• [YOUR ASSIGNMENT]: Retype the whole of the data exactly.

(Extracted records)
+ + + +

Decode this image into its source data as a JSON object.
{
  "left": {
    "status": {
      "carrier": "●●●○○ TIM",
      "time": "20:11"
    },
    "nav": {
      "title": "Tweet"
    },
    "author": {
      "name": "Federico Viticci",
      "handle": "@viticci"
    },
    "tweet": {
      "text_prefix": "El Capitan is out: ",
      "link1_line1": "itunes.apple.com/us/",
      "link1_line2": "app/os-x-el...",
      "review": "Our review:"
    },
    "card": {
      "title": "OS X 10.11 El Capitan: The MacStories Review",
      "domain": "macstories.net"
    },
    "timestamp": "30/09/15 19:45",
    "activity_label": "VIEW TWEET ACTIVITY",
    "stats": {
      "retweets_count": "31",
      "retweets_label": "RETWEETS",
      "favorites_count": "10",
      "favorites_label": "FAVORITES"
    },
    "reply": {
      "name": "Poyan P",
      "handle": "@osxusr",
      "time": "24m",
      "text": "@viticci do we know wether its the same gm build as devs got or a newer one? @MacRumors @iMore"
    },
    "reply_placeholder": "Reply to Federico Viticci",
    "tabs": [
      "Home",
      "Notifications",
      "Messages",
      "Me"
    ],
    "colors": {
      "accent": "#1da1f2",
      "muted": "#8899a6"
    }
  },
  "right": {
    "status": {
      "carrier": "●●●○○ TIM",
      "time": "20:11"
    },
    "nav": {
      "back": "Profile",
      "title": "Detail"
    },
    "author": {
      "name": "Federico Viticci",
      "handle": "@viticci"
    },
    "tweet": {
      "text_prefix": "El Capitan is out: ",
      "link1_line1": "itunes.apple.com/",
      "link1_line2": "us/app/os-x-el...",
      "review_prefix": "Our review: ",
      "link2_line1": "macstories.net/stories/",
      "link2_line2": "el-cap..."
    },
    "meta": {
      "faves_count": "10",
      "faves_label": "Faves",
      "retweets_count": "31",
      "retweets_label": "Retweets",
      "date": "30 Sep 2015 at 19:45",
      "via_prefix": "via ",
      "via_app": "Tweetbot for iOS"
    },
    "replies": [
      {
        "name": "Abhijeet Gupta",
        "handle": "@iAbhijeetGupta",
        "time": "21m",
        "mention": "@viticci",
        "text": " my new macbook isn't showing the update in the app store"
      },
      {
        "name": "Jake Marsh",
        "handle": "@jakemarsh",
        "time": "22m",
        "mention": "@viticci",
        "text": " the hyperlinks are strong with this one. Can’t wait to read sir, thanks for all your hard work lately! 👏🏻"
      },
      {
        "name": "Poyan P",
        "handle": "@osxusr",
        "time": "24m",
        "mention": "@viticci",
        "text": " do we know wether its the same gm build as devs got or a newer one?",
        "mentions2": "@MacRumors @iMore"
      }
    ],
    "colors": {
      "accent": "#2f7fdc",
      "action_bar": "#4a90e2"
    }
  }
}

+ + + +

• [TASK ANSWER]:
Decode this image into its source data as a JSON object.
{
  "left": {
    "status": {
      "carrier": "●●●○○ TIM",
      "time": "20:11"
    },
    "nav": {
      "title": "Tweet"
    },
    "author": {
      "name": "Federico Viticci",
      "handle": "@viticci"
    },
    "tweet": {
      "text_prefix": "El Capitan is out: ",
      "link1_line1": "itunes.apple.com/us/",
      "link1_line2": "app/os-x-el...",
      "review": "Our review:"
    },
    "card": {
      "title": "OS X 10.11 El Capitan: The MacStories Review",
      "domain": "macstories.net"
    },
    "timestamp": "30/09/15 19:45",
    "activity_label": "VIEW TWEET ACTIVITY",
    "stats": {
      "retweets_count": "31",
      "retweets_label": "RETWEETS",
      "favorites_count": "10",
      "favorites_label": "FAVORITES"
    },
    "reply": {
      "name": "Poyan P",
      "handle": "@osxusr",
      "time": "24m",
      "text": "@viticci do we know wether its the same gm build as devs got or a newer one? @MacRumors @iMore"
    },
    "reply_placeholder": "Reply to Federico Viticci",
    "tabs": [
      "Home",
      "Notifications",
      "Messages",
      "Me"
    ],
    "colors": {
      "accent": "#1da1f2",
      "muted": "#8899a6"
    }
  },
  "right": {
    "status": {
      "carrier": "●●●○○ TIM",
      "time": "20:11"
    },
    "nav": {
      "back": "Profile",
      "title": "Detail"
    },
    "author": {
      "name": "Federico Viticci",
      "handle": "@viticci"
    },
    "tweet": {
      "text_prefix": "El Capitan is out: ",
      "link1_line1": "itunes.apple.com/",
      "link1_line2": "us/app/os-x-el...",
      "review_prefix": "Our review: ",
      "link2_line1": "macstories.net/stories/",
      "link2_line2": "el-cap..."
    },
    "meta": {
      "faves_count": "10",
      "faves_label": "Faves",
      "retweets_count": "31",
      "retweets_label": "Retweets",
      "date": "30 Sep 2015 at 19:45",
      "via_prefix": "via ",
      "via_app": "Tweetbot for iOS"
    },
    "replies": [
      {
        "name": "Abhijeet Gupta",
        "handle": "@iAbhijeetGupta",
        "time": "21m",
        "mention": "@viticci",
        "text": " my new macbook isn't showing the update in the app store"
      },
      {
        "name": "Jake Marsh",
        "handle": "@jakemarsh",
        "time": "22m",
        "mention": "@viticci",
        "text": " the hyperlinks are strong with this one. Can’t wait to read sir, thanks for all your hard work lately! 👏🏻"
      },
      {
        "name": "Poyan P",
        "handle": "@osxusr",
        "time": "24m",
        "mention": "@viticci",
        "text": " do we know wether its the same gm build as devs got or a newer one?",
        "mentions2": "@MacRumors @iMore"
      }
    ],
    "colors": {
      "accent": "#2f7fdc",
      "action_bar": "#4a90e2"
    }
  }
}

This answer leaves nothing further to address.